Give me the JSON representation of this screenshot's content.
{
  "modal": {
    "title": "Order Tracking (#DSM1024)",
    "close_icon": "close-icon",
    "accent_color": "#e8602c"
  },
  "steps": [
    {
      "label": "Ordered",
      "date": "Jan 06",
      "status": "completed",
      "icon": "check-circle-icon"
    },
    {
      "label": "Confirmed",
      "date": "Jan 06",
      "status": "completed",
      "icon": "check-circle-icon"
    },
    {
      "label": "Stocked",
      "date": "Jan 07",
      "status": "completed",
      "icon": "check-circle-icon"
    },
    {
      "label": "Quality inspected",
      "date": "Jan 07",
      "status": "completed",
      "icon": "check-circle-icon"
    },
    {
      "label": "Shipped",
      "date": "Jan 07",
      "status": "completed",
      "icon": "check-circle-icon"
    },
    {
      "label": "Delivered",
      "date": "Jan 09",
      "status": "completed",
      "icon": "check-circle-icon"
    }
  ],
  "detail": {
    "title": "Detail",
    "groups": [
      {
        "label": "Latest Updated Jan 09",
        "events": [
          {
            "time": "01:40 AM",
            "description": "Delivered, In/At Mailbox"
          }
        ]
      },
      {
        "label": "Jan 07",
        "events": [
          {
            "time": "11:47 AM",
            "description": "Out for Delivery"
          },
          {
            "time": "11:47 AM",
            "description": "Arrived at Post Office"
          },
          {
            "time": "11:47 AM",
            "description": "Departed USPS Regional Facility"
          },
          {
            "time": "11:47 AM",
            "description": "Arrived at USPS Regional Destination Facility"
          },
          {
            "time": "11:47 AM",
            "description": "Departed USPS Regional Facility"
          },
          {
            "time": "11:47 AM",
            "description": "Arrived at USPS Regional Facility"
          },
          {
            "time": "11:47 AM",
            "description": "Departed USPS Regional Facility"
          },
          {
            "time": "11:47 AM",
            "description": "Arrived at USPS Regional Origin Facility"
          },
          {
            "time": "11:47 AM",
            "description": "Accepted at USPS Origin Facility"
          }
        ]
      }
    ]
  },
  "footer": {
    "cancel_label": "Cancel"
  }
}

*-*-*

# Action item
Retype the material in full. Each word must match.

# Result
Give me the JSON representation of this screenshot's content.
{
  "modal": {
    "title": "Order Tracking (#DSM1024)",
    "close_icon": "close-icon",
    "accent_color": "#e8602c"
  },
  "steps": [
    {
      "label": "Ordered",
      "date": "Jan 06",
      "status": "completed",
      "icon": "check-circle-icon"
    },
    {
      "label": "Confirmed",
      "date": "Jan 06",
      "status": "completed",
      "icon": "check-circle-icon"
    },
    {
      "label": "Stocked",
      "date": "Jan 07",
      "status": "completed",
      "icon": "check-circle-icon"
    },
    {
      "label": "Quality inspected",
      "date": "Jan 07",
      "status": "completed",
      "icon": "check-circle-icon"
    },
    {
      "label": "Shipped",
      "date": "Jan 07",
      "status": "completed",
      "icon": "check-circle-icon"
    },
    {
      "label": "Delivered",
      "date": "Jan 09",
      "status": "completed",
      "icon": "check-circle-icon"
    }
  ],
  "detail": {
    "title": "Detail",
    "groups": [
      {
        "label": "Latest Updated Jan 09",
        "events": [
          {
            "time": "01:40 AM",
            "description": "Delivered, In/At Mailbox"
          }
        ]
      },
      {
        "label": "Jan 07",
        "events": [
          {
            "time": "11:47 AM",
            "description": "Out for Delivery"
          },
          {
            "time": "11:47 AM",
            "description": "Arrived at Post Office"
          },
          {
            "time": "11:47 AM",
            "description": "Departed USPS Regional Facility"
          },
          {
            "time": "11:47 AM",
            "description": "Arrived at USPS Regional Destination Facility"
          },
          {
            "time": "11:47 AM",
            "description": "Departed USPS Regional Facility"
          },
          {
            "time": "11:47 AM",
            "description": "Arrived at USPS Regional Facility"
          },
          {
            "time": "11:47 AM",
            "description": "Departed USPS Regional Facility"
          },
          {
            "time": "11:47 AM",
            "description": "Arrived at USPS Regional Origin Facility"
          },
          {
            "time": "11:47 AM",
            "description": "Accepted at USPS Origin Facility"
          }
        ]
      }
    ]
  },
  "footer": {
    "cancel_label": "Cancel"
  }
}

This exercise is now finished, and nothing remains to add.